### Data listing
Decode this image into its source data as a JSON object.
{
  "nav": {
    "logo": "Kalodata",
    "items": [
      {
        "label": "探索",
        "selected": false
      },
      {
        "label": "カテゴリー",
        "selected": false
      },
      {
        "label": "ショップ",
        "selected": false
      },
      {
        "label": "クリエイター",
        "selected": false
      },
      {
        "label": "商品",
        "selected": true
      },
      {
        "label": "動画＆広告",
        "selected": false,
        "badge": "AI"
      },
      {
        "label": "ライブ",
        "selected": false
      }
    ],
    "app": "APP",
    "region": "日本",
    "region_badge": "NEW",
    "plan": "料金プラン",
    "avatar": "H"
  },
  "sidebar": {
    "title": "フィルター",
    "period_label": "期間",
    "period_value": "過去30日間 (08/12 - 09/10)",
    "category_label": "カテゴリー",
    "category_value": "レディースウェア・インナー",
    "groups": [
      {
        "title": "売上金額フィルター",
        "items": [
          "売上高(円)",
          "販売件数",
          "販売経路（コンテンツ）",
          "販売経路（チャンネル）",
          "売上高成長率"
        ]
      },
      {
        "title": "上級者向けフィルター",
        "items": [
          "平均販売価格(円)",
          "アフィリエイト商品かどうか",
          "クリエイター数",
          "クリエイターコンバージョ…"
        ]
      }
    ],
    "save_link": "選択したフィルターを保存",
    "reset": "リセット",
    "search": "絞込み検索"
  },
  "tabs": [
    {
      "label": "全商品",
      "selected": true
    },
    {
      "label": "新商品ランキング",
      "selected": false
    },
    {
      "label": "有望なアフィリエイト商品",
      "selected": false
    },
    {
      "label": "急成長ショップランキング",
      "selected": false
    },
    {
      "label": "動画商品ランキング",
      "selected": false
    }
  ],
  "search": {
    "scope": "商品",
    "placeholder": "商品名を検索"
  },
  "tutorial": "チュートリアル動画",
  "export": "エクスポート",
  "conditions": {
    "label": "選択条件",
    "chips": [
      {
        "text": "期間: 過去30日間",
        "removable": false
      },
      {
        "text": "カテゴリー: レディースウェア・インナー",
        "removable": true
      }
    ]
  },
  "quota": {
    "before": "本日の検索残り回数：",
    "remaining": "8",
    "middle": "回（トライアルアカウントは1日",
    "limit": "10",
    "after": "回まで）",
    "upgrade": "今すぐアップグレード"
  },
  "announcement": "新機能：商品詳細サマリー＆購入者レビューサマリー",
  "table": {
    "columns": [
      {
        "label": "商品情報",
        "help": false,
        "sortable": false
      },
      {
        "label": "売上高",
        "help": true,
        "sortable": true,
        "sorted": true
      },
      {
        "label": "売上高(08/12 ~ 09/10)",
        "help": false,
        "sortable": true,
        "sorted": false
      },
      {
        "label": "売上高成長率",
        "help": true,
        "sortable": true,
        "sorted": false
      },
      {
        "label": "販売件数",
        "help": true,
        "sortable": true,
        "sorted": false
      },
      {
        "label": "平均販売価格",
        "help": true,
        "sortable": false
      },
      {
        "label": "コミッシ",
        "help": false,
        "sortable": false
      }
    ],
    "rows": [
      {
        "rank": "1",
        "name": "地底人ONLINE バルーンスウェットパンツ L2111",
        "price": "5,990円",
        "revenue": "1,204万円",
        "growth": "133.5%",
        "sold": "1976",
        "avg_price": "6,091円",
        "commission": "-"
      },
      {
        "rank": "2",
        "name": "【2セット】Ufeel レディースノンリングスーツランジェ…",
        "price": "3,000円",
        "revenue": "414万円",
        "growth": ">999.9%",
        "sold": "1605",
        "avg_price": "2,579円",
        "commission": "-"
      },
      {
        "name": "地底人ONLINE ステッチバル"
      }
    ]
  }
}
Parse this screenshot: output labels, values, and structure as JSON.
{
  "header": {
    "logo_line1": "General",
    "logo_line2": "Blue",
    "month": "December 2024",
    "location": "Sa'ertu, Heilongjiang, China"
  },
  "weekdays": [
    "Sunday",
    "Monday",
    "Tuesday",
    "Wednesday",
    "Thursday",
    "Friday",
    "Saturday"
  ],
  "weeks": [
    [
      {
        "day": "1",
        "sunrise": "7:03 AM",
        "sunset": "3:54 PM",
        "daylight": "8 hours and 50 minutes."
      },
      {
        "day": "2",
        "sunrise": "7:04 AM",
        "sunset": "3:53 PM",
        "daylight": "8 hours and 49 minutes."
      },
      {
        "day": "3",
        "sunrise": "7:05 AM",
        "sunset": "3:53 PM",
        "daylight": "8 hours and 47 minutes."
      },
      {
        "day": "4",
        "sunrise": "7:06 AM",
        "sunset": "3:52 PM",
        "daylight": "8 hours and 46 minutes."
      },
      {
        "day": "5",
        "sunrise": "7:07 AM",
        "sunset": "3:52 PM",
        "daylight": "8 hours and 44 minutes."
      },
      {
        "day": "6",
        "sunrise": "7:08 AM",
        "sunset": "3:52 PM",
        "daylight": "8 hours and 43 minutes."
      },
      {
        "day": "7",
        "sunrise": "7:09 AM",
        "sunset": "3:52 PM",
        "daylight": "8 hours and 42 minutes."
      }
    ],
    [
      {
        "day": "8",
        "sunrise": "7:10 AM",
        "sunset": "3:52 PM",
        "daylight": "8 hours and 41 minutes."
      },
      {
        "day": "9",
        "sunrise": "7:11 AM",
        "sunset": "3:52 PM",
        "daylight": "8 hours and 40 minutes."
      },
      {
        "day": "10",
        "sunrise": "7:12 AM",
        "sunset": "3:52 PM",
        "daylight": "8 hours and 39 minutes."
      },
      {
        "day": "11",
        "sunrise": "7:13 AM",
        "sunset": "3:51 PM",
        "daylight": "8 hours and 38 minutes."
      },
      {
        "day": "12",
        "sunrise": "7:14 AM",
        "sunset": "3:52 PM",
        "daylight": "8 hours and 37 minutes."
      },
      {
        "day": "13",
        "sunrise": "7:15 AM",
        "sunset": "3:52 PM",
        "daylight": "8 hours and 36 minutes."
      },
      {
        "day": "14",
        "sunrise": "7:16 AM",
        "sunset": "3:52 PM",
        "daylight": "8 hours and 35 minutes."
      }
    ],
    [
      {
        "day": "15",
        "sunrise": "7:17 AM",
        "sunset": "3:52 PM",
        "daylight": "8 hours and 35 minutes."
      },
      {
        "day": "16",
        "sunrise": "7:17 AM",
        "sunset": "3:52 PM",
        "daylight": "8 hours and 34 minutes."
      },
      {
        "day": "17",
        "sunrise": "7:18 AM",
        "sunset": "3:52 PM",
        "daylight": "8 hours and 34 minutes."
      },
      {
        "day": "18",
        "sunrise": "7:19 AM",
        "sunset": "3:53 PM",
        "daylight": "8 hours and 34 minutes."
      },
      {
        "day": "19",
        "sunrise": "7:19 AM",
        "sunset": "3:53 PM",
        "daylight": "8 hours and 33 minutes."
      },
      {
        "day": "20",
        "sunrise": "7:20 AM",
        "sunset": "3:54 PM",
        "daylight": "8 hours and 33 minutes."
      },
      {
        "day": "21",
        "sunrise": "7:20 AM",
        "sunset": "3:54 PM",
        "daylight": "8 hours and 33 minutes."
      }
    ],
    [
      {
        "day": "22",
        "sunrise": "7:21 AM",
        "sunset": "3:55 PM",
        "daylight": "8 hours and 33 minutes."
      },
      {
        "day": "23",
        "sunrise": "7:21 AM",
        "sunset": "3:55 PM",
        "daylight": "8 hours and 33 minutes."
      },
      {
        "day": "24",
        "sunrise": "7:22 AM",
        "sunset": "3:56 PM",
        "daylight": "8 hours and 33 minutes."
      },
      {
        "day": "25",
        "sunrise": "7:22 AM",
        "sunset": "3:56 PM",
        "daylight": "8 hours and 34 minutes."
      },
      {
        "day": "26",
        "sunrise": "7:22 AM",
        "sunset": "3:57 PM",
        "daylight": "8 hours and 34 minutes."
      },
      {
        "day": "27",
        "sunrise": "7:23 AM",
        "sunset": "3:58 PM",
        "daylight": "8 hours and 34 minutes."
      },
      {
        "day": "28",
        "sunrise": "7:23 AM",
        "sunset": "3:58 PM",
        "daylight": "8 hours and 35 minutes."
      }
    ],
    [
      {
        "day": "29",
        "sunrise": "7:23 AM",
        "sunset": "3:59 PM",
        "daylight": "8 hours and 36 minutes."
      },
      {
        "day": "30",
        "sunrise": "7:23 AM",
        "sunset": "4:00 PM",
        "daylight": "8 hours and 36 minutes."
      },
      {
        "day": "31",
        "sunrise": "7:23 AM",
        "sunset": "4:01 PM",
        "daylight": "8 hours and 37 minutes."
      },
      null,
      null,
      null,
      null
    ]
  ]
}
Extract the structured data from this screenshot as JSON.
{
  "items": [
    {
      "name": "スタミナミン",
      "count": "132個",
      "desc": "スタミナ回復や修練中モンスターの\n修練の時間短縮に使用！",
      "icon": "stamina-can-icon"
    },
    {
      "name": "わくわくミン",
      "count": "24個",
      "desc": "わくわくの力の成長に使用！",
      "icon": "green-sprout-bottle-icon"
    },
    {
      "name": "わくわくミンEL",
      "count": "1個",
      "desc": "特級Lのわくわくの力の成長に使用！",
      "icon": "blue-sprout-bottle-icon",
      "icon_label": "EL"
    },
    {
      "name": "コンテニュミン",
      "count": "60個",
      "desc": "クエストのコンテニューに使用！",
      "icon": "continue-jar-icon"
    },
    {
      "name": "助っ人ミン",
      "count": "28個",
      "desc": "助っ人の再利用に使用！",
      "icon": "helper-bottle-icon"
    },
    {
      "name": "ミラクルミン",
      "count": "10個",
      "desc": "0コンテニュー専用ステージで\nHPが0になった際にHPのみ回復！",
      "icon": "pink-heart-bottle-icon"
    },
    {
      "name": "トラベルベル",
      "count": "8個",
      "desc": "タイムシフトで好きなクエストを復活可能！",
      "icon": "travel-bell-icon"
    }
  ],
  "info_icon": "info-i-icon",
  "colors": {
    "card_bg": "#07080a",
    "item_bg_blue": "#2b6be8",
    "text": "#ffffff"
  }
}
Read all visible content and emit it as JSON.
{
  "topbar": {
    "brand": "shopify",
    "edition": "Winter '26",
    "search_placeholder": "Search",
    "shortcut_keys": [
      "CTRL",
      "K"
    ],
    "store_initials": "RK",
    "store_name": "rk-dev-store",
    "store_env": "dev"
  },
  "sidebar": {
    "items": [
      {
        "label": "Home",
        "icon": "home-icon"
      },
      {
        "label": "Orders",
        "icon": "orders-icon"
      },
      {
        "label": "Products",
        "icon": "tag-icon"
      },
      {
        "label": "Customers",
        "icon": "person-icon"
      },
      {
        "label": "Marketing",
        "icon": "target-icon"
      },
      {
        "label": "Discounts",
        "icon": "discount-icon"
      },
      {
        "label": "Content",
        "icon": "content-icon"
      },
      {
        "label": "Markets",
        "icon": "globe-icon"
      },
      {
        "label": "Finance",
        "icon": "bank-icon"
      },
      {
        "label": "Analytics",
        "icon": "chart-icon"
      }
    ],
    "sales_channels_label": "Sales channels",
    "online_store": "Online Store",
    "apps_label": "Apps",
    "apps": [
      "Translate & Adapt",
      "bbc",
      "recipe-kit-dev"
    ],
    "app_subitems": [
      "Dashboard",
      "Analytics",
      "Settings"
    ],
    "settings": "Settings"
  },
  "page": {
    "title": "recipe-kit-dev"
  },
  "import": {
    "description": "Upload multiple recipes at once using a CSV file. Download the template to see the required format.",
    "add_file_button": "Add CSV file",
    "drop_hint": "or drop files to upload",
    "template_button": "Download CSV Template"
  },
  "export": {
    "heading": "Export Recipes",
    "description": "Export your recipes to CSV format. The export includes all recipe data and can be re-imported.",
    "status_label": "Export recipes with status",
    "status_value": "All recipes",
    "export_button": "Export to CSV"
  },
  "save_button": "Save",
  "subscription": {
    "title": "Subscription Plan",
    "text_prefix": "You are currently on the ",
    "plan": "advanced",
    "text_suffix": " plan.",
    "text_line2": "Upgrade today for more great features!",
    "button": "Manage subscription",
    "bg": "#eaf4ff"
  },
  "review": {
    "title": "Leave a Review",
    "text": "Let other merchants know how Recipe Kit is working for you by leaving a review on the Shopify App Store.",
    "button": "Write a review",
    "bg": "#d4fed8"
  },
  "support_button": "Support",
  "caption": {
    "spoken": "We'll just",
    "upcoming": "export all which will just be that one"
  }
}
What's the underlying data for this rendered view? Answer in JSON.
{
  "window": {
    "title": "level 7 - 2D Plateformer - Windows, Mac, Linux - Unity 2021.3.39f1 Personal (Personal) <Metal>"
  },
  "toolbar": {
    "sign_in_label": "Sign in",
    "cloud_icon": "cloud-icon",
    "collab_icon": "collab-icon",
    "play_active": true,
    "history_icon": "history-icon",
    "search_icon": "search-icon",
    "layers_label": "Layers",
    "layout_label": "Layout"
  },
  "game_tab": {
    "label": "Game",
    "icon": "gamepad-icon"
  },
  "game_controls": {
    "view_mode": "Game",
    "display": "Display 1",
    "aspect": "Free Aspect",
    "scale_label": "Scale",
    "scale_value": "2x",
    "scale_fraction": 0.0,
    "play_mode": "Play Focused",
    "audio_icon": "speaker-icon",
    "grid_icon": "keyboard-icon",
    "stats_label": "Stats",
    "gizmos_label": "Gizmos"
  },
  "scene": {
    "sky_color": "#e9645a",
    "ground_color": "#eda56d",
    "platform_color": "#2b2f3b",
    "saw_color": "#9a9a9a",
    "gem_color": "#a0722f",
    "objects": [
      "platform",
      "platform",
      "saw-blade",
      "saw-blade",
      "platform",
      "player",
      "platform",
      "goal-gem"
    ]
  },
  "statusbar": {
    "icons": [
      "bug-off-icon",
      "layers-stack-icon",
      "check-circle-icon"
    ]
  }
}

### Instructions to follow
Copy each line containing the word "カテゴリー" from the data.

### Solution for this exercise
        "label": "カテゴリー",
    "category_label": "カテゴリー",
        "text": "カテゴリー: レディースウェア・インナー",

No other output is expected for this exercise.